We have also audited, in accordance with the standards of the Public Company Accounting Oversight Board (United States), the consolidated balance sheets of Landrys Restaurants, Inc. and subsidiaries as of December 31, 2006 and 2005, and the related consolidated statements of income, stockholders equity, and cash flows for each of the three years in the period ended December 31, 2006 and our report dated August 9, 2007 expressed an unqualified opinion on those consolidated financial statements.
/s/ Grant Thornton LLP
August 9, 2007
REPORT OF INDEPENDENT REGISTERED PUBLIC ACCOUNTING FIRM
Board of Directors and Stockholders
Landrys Restaurants, Inc.
We have audited the accompanying consolidated balance sheets of Landrys Restaurants, Inc. and subsidiaries as of December 31, 2006 and 2005, and the related consolidated statements of income, stockholders equity, and cash flows for each of the three years in the period ended December 31, 2006. These financial statements are the responsibility of the Companys management. Our responsibility is to express an opinion on these financial statements based on our audits.
We conducted our audits in accordance with the standards of the Public Company Accounting Oversight Board (United States). Those standards require that we plan and perform the audit to obtain reasonable assurance about whether the financial statements are free of material misstatement. An audit includes examining, on a test basis, evidence supporting the amounts and disclosures in the financial statements. An audit also includes assessing the accounting principles used and significant estimates made by management, as well as evaluating the overall financial statement presentation. We believe that our audits provide a reasonable basis for our opinion.

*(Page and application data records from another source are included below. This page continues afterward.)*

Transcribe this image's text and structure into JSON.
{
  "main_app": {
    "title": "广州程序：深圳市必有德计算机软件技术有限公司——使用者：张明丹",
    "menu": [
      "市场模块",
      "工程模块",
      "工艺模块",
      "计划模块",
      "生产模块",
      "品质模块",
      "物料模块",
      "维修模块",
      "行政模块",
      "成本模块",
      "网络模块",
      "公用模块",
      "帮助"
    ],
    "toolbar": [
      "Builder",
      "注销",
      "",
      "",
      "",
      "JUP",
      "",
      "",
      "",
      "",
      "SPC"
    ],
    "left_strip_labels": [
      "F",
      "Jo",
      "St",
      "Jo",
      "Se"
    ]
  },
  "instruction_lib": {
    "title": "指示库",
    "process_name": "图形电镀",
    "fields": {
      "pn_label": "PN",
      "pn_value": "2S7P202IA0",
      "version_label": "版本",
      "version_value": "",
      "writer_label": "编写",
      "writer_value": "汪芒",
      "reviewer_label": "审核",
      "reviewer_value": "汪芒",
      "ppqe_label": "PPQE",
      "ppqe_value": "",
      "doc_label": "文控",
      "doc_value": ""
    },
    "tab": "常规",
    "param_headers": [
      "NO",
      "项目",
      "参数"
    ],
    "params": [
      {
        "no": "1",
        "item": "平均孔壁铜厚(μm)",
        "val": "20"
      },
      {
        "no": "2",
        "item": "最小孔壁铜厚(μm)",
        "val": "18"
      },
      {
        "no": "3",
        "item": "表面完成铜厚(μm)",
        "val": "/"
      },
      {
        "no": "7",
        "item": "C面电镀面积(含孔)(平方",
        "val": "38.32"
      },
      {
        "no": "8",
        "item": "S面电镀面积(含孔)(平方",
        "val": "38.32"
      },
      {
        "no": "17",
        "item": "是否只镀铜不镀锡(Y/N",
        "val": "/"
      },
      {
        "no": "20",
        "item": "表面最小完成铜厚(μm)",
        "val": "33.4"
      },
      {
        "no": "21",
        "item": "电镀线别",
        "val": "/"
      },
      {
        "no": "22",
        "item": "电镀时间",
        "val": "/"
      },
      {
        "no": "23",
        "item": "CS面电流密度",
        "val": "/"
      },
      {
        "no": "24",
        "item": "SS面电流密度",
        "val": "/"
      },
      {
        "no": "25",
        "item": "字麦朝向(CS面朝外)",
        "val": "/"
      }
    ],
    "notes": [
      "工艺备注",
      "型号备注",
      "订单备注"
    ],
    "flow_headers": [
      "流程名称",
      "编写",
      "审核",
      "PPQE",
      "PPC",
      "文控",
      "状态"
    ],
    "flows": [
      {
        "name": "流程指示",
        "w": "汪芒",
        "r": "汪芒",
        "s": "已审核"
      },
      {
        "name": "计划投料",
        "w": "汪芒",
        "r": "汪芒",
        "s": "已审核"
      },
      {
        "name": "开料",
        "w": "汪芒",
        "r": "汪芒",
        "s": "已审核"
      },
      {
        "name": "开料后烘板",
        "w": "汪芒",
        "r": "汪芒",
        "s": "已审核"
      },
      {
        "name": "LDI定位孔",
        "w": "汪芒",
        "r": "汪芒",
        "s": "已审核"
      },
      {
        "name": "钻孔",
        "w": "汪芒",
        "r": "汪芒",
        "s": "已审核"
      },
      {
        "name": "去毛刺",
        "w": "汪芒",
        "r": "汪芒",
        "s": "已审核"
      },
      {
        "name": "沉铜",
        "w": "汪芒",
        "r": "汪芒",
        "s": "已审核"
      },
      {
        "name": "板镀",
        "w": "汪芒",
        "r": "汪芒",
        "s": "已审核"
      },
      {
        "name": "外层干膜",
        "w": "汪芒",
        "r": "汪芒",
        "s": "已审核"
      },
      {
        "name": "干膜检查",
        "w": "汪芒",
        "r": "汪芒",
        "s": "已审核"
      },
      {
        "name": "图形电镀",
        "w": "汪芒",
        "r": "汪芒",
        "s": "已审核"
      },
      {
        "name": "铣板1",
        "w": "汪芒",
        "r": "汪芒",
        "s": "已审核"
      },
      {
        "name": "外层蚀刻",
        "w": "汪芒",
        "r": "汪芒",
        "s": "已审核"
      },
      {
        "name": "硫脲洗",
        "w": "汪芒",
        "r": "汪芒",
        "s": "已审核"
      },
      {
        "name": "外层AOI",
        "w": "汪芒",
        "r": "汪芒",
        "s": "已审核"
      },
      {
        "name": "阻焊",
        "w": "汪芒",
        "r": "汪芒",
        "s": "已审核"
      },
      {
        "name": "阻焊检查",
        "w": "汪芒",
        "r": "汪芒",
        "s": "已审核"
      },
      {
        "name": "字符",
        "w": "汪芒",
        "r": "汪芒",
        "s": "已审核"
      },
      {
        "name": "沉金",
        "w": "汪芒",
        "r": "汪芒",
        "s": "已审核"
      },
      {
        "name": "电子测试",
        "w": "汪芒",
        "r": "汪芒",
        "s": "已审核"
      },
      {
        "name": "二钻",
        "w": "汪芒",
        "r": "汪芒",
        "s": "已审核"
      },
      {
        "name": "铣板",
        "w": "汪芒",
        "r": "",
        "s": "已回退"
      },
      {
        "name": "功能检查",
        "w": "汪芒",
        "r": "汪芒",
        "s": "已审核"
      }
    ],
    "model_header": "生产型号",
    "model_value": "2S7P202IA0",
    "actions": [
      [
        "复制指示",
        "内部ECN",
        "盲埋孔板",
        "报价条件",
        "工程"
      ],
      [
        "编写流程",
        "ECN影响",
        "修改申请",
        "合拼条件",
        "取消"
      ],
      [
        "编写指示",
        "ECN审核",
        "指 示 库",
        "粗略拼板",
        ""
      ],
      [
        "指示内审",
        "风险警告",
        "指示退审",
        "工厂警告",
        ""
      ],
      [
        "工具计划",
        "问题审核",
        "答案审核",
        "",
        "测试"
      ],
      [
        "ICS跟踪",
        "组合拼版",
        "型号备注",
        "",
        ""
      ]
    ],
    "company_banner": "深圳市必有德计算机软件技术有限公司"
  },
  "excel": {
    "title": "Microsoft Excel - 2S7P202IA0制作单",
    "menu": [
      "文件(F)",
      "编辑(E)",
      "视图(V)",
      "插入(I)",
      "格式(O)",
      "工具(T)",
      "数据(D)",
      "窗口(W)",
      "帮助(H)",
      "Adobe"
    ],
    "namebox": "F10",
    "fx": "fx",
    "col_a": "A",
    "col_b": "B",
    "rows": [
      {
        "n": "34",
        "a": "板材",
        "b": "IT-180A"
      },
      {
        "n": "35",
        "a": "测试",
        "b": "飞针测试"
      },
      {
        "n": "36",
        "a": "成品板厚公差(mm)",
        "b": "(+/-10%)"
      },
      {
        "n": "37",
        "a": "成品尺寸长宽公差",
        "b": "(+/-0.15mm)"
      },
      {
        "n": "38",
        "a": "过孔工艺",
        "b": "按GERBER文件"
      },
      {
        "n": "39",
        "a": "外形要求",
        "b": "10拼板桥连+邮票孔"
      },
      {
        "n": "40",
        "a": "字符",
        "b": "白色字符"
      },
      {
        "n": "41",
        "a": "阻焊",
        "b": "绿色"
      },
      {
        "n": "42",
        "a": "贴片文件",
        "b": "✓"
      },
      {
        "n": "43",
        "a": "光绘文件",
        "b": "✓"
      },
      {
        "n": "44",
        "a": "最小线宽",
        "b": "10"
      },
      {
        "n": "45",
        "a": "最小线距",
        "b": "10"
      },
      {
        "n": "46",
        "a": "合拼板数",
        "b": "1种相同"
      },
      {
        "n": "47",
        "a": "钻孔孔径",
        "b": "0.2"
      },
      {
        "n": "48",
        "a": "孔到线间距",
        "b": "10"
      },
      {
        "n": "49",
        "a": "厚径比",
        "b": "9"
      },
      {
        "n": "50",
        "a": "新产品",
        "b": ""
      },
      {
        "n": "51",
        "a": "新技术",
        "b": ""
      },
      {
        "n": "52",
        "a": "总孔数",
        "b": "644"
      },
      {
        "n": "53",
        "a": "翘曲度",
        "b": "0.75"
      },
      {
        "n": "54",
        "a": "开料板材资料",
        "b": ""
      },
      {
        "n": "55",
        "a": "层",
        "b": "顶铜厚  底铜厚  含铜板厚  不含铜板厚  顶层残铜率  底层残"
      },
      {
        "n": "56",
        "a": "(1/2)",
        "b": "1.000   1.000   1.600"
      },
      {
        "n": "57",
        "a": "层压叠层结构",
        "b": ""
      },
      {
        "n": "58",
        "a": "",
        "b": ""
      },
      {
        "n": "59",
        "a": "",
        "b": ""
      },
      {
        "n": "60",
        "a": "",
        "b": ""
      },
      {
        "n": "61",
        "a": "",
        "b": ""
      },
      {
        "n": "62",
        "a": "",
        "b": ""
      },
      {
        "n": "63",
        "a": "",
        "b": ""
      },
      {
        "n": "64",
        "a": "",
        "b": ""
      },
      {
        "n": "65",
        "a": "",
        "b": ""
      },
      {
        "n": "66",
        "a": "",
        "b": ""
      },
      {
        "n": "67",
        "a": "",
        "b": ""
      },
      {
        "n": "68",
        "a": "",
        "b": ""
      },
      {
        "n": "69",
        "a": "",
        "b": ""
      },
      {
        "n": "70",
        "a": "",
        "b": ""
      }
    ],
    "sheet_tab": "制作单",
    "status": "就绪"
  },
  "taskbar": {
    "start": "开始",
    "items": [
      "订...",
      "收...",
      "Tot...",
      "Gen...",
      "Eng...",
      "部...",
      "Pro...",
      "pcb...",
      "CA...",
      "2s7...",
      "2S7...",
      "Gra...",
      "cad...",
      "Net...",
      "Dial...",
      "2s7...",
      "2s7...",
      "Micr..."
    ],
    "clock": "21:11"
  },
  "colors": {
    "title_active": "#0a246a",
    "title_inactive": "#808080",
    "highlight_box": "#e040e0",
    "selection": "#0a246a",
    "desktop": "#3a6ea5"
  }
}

In our opinion, the consolidated financial statements referred to above present fairly, in all material respects, the financial position of Landrys Restaurants, Inc. and subsidiaries as of December 31, 2006 and 2005, and the results of its operations and its cash flows for each of the three years in the period ended December 31, 2006 in conformity with accounting principles generally accepted in the United States of America.
As discussed in Note 9 to the consolidated financial statements, effective January 1, 2006, the Company adopted the provisions of Statement of Financial Accounting Standards No. 123 (revised 2004), Share-Based Payments.
As discussed in Note 2 to the consolidated balance sheet and statement of stockholders equity as of December 31, 2005 have been restated for adjustments related to stock options.
We also have audited, in accordance with the standards of the Public Company Accounting Oversight Board (United States), the effectiveness of Landrys Restaurants, Inc. and subsidiaries internal control over financial reporting as of December 31, 2006, based on criteria established in Internal ControlIntegrated Framework issued by the Committee of Sponsoring Organizations of the Treadway Commission (COSO) and our report dated August 9, 2007 expressed an unqualified opinion on managements assessment of the effectiveness of internal control over financial reporting and an adverse opinion on the effectiveness of internal control over financial reporting.
/s/ Grant Thornton LLP
August 9, 2007
LANDRYS RESTAURANTS, INC.
CONSOLIDATED BALANCE SHEETS
The accompanying notes are an integral part of these consolidated financial statements.
LANDRYS RESTAURANTS, INC.
CONSOLIDATED STATEMENTS OF INCOME
The accompanying notes are an integral part of these consolidated financial statements.
LANDRYS RESTAURANTS, INC.
CONSOLIDATED STATEMENTS OF STOCKHOLDERS EQUITY
The accompanying notes are an integral part of these consolidated financial statements.
LANDRYS RESTAURANTS, INC.
CONSOLIDATED STATEMENTS OF CASH FLOWS